Sightseeing in Datong Posted by sasha on Apr 24, 2013 in architecture and landscaping, Art, Buddhism, Culture, history, Leisure, religion, sightseeing, The Silk Road, travel, Uncategorized
While Datong itself is an interesting city with a long history, the main reasons for traveling there lie outside of the city. Most tourists travel here to visit the Yungang Grottoes (云冈石窟 – yún gāng shí kū), one of the three major Buddhist sculptural sites in China. Way back in the day, the Northern Wei Dynasty established their capital at Pingcheng, which is now known as Datong. Buddhism was adopted as the official religion, having made its way there via the Silk Road. The statues were completed between the years 460 and 525, and in total there are 252 grottoes with over 51,000 Buddha statues. Through the years, the statues have been exposed to heavy weathering; thus, many efforts have been made to repair and refurbish them. For example, wooden temples were built outside some of the caves during the Liao Dynasty, but they were destroyed in a fire some years later. Despite all of that, many of the statues are in fine condition, and walking through the many caves here really is an incredible experience.
Transport: Take bus #3 out of Datong city and ride it until the last stop. The fare is only 1 RMB/person.
Ticket: 150 RMB/person
Another place of interest in Datong is the Hanging Monastery (悬空寺 – xuán kōng sì), a temple built right into a cliff. Built in 491, this temple includes elements of three religions – Buddhism, Taoism, and Confucianism. Of course, it has been repaired on multiple occasions, but it is still an architectural wonder that it even exists in the first place! The monastery was built into the cliff side for a few reasons – to protect it from floods, rain, snow, and sunshine, and also to ensure a quiet environment for worshipping. Be prepared for a little bit of vertigo while walking around in the temple, and if you’re scared of heights, you might not want to look down!
Transport: It’s possible to get out here by switching buses a few times, but you’re better off just hiring a driver for the day. On our visit, we paid 70 RMB/person for a comfortable van to the temple, the mountain, and back.
Ticket: 130 RMB/person

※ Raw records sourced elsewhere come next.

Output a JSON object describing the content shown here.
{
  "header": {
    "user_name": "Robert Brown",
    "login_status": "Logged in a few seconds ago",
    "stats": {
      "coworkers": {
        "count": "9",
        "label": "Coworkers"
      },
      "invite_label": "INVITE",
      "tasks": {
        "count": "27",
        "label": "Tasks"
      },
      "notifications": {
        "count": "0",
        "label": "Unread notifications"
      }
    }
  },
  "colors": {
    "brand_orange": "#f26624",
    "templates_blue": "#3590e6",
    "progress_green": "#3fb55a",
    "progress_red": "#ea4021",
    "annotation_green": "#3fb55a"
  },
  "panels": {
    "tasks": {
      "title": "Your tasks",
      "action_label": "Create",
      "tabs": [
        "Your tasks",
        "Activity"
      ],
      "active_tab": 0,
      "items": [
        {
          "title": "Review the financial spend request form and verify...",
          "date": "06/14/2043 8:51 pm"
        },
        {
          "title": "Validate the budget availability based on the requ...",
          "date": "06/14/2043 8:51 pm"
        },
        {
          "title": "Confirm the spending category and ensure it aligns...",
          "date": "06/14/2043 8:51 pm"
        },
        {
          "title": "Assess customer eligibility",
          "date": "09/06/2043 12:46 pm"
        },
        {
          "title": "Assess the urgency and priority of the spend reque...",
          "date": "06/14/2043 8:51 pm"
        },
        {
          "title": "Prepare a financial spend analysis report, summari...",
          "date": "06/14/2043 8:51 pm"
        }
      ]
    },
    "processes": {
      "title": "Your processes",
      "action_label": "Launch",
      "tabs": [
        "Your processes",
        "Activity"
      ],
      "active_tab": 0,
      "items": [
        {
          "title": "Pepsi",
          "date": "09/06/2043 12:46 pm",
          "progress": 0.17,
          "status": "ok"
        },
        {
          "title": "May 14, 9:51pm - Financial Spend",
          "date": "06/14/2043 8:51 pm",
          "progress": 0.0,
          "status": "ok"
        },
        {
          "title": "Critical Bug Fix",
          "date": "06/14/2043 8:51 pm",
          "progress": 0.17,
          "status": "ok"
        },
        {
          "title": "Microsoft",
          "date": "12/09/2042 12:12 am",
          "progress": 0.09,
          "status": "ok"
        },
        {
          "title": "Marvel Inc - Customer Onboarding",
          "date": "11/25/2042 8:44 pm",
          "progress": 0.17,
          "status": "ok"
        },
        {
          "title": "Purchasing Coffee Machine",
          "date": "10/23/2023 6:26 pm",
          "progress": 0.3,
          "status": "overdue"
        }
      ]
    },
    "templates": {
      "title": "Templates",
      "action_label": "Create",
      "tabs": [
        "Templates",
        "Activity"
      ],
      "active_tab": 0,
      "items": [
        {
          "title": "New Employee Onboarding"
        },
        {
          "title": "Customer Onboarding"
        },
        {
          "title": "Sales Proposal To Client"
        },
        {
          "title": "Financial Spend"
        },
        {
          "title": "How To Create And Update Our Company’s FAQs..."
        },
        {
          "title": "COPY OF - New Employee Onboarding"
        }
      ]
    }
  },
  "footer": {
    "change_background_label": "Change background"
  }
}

From the Hanging Monastery, you might as well go visit Mt. Heng (恒山 – héng shān), one of the Five Great Mountains of China (五岳 – wǔ yuè). Don’t get it mixed up with the one in Hunan province, though, as they are both named Mt. Heng (the pronunciation is the same but a different Chinese character is used). To avoid confusion, people call this one Northern Heng. It’s also one of the five tallest mountains in the country, with its peak all the way up at 2,017 meters. Due to its northerly location, Mt. Heng isn’t regarded as highly as some of the other mountains. Actually, this makes for a very enjoyable visit, as you won’t be fighting hordes of tourists (like I did when I climbed Mt. Tai). A hike up the mountain isn’t too difficult, and there are plenty of temples to visit on the way up. For a more relaxing way down, you can take the cable car.
Transport: It’s just up the road from the Hanging Monastery, so have your driver take you there after visiting the temple.
Ticket: An entrance ticket is 55 RMB/person, and the cable car will set you back 25 RMB for a one-way ride or 45 round-trip.
Although all of this is doable in one very busy day, it’s much better to spread it out over two days – visit the Yungang Grottoes on your first day, explore the city a little bit, and then head out to the Hanging Monastery and Mt. Heng on the second day. Trains ride from Beijing station to Datong overnight, making this trip very feasible for a long weekend.